by Robert Kimmel
Tarrytown’s multi-faceted project to set visions, goals and policies for its future development is pursuing public input as it continues to shape a series of themes to help guide the planning project toward completion.
Among the many general goals targeted by the village’s Comprehensive Plan and Station Area Zoning Project are to “create an affordable, connected community that attracts and supports residents and workers of all ages and backgrounds; encourage a robust and diverse economic base with thriving commerce, strong businesses and clear value for taxes levied; ensure safe and convenient movement for pedestrians, cyclists and vehicles, with ready access to transit and connections to other municipalities and commercial centers.”
Other pursuits include an effort to “enable active enjoyment of village amenities, including its open space, trails and waterfront facilities, as well as commercial and entertainment opportunities.” Tarrytown’s comprehensive plan project also sees a need to support these objectives with “way-finding and related information.” Also noted in a status report outlining goals was the need to “preserve natural resources and features, and promote development infrastructure that reduces resource dependence and increases resiliency to a changing climate.”
As part of its current phase, the project is also conducting briefings and symposiums during the summer months outlining those subjects for both village officials, boards, residents and business owners.
A brief plan update to the Board of Trustees was provided recently by David Aukland, chairman of the steering committee overseeing the project, and the Village’s Project Manager, William Brady, who has been “borrowed” from his post as an Associate Planner at Westchester County’s Department of Planning.
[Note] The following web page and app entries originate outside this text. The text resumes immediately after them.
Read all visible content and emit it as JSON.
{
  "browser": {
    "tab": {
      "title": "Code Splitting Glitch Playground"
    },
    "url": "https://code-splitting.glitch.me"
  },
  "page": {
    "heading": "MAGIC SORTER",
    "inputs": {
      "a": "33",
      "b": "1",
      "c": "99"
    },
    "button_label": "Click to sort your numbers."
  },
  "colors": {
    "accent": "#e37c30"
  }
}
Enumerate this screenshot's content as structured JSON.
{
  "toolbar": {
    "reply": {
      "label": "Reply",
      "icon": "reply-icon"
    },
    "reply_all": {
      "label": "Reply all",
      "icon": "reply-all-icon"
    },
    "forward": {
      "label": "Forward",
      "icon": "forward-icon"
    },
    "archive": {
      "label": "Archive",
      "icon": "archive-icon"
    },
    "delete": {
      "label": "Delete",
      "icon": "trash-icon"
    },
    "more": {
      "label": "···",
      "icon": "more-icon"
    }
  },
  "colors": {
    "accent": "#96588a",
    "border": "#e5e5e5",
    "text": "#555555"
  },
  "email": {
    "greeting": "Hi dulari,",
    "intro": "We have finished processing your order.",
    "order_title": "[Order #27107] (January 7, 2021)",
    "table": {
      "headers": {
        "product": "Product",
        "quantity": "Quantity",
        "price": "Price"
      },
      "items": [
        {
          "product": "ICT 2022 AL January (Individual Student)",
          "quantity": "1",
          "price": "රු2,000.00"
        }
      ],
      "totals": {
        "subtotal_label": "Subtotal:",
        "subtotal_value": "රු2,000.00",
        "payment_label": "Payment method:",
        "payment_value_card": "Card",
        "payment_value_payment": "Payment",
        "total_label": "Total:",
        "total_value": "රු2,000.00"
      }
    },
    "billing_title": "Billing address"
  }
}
They liaison with the board through Deputy Mayor Thomas Butler.
Symposia sessions during June and July explored themes such as “Built Environment,” which accounted for “Land Use and Zoning, Housing Affordability & Choice,” “Historic Preservation,” “Wayfinding and Accessibility.” “Mobility,” the topic of a July meeting, brought attention to “Transportation infrastructure, – roads, rail, sidewalks, transit systems, congestion and parking, carshare, street design, bicycles and walkability.”
The session on mobility offered some definitive points of discussion such as the “need to understand how the Village can interpret trends”…such as the declining use of personal vehicles and the increase in shared modes of transportation. It also noted the need to “further investigate and support transportation links between Tarrytown and the other rivertowns.”
An August 9 symposium at Village Hall will deal with “Natural Environment and Open Space,” and “Sustainability,” while additional research will delve into the village’s “Fiscal condition and tax base,” “Employment and Workforce,” and “Community Culture and Education,” among others.
Public workshops, giving residents opportunities to both learn more about the project, and voice their opinions, are planned for the fall; the first is scheduled for Sunday afternoon, September 17, at Warner Library.
Emphasizing the project’s intent on public outreach recently were Joan Raiselis, a Planning Board member who chairs the Station Area Zoning Work Group, and Tiffany Zezula, Director for the Land Use Law Center at Pace and an Adjunct Professor at Pace University School of Law. They described coming efforts to alert residents to associated events via flyers, posters, mailings, stickers and the like, as well as the possibilities of questionnaires soliciting comments at settings such as the library or Tarrytown Farmers’ Market (TaSH). “We want to get the information out to as many people as possible,” Zelzula noted. Raiselis added that, “We want people to be engaged in the process.”
Raiselis was co-chair of an initial planning effort that began several years ago which focused on the train station area and developed proposals that it labeled “Tarrytown Connected.” Those are now integrated into the Comprehensive Plan. Zoning guidelines based on those proposals for the Metro-North station area and waterfront could lead to greater mixed-use development in that district, running from residential to recreational. Work on re-zoning the area is scheduled to start in the fall.
Zelzula and Raiselis concurred that the plan “…to shape Tarrytown for the coming decades,” will likely be completed by April of next year.
In its quest for help from persons with further expertise, the project recently added three “advisors:” Ed Burroughs, former Westchester County Planning Commissioner, John Nolon, a Distinguished Professor of Law at Pace University Law School and former adjunct professor of land use law and policy at the Yale School of Forestry and Environment, and Linda Viertel, who has been instrumental in Tarrytown land preservation, spear-headed the creation of RiverWalk Park, and served on the committee which developed the 2007 Comprehensive Plan for Tarrytown.